Data excerpts ->
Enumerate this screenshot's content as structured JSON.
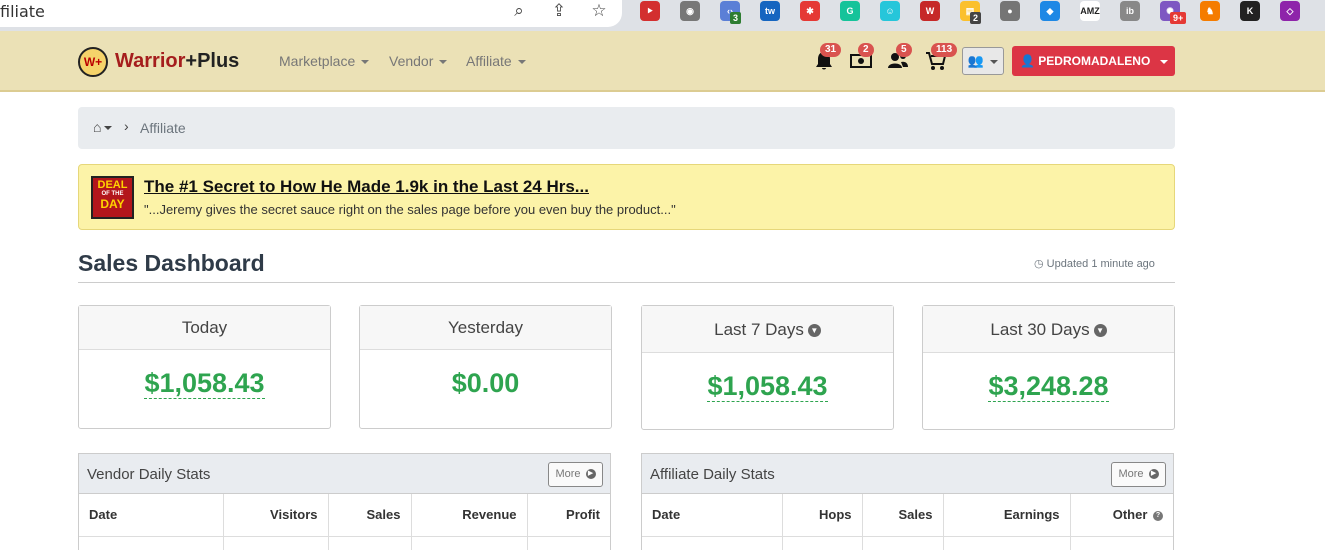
{
  "browser": {
    "url_fragment": "filiate",
    "extensions": [
      {
        "name": "pdf-extension-icon",
        "color": "#d32f2f",
        "glyph": "⯈"
      },
      {
        "name": "film-extension-icon",
        "color": "#777777",
        "glyph": "◉"
      },
      {
        "name": "code-extension-icon",
        "color": "#5b7fd6",
        "glyph": "‹›",
        "badge": "3",
        "badge_color": "#2e7d32"
      },
      {
        "name": "tw-extension-icon",
        "color": "#1565c0",
        "glyph": "tw"
      },
      {
        "name": "color-wheel-extension-icon",
        "color": "#e53935",
        "glyph": "✱"
      },
      {
        "name": "grammarly-extension-icon",
        "color": "#15c39a",
        "glyph": "G"
      },
      {
        "name": "bot-extension-icon",
        "color": "#26c6da",
        "glyph": "☺"
      },
      {
        "name": "word-extension-icon",
        "color": "#c62828",
        "glyph": "W"
      },
      {
        "name": "yellow-extension-icon",
        "color": "#fbc02d",
        "glyph": "▤",
        "badge": "2",
        "badge_color": "#444444"
      },
      {
        "name": "grey-extension-icon",
        "color": "#757575",
        "glyph": "●"
      },
      {
        "name": "tag-extension-icon",
        "color": "#1e88e5",
        "glyph": "◆"
      },
      {
        "name": "amz-extension-icon",
        "color": "#ffffff",
        "glyph": "AMZ"
      },
      {
        "name": "ib-extension-icon",
        "color": "#888888",
        "glyph": "ib"
      },
      {
        "name": "spark-extension-icon",
        "color": "#7e57c2",
        "glyph": "✺",
        "badge": "9+",
        "badge_color": "#e53935"
      },
      {
        "name": "fox-extension-icon",
        "color": "#f57c00",
        "glyph": "♞"
      },
      {
        "name": "k-extension-icon",
        "color": "#222222",
        "glyph": "K"
      },
      {
        "name": "diamond-extension-icon",
        "color": "#8e24aa",
        "glyph": "◇"
      }
    ]
  },
  "navbar": {
    "logo_mark": "W+",
    "brand_part1": "Warrior",
    "brand_part2": "+Plus",
    "menu": [
      "Marketplace",
      "Vendor",
      "Affiliate"
    ],
    "notifications": {
      "bell": "31",
      "money": "2",
      "users": "5",
      "cart": "113"
    },
    "user_label": "PEDROMADALENO"
  },
  "breadcrumb": {
    "current": "Affiliate"
  },
  "deal": {
    "badge_line1": "DEAL",
    "badge_line2": "OF THE",
    "badge_line3": "DAY",
    "title": "The #1 Secret to How He Made 1.9k in the Last 24 Hrs...",
    "subtitle": "\"...Jeremy gives the secret sauce right on the sales page before you even buy the product...\""
  },
  "dashboard": {
    "title": "Sales Dashboard",
    "updated": "Updated 1 minute ago",
    "cards": [
      {
        "label": "Today",
        "value": "$1,058.43"
      },
      {
        "label": "Yesterday",
        "value": "$0.00"
      },
      {
        "label": "Last 7 Days",
        "value": "$1,058.43"
      },
      {
        "label": "Last 30 Days",
        "value": "$3,248.28"
      }
    ]
  },
  "vendor_stats": {
    "title": "Vendor Daily Stats",
    "more": "More",
    "columns": [
      "Date",
      "Visitors",
      "Sales",
      "Revenue",
      "Profit"
    ]
  },
  "affiliate_stats": {
    "title": "Affiliate Daily Stats",
    "more": "More",
    "columns": [
      "Date",
      "Hops",
      "Sales",
      "Earnings",
      "Other"
    ]
  },
  "colors": {
    "navbar_bg": "#ebe1b6",
    "accent_red": "#dc3545",
    "badge_red": "#d9534f",
    "money_green": "#2ea44f",
    "deal_bg": "#fcf3a8"
  }
}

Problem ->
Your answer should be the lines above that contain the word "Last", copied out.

Result below ->
    "title": "The #1 Secret to How He Made 1.9k in the Last 24 Hrs...",
        "label": "Last 7 Days",
        "label": "Last 30 Days",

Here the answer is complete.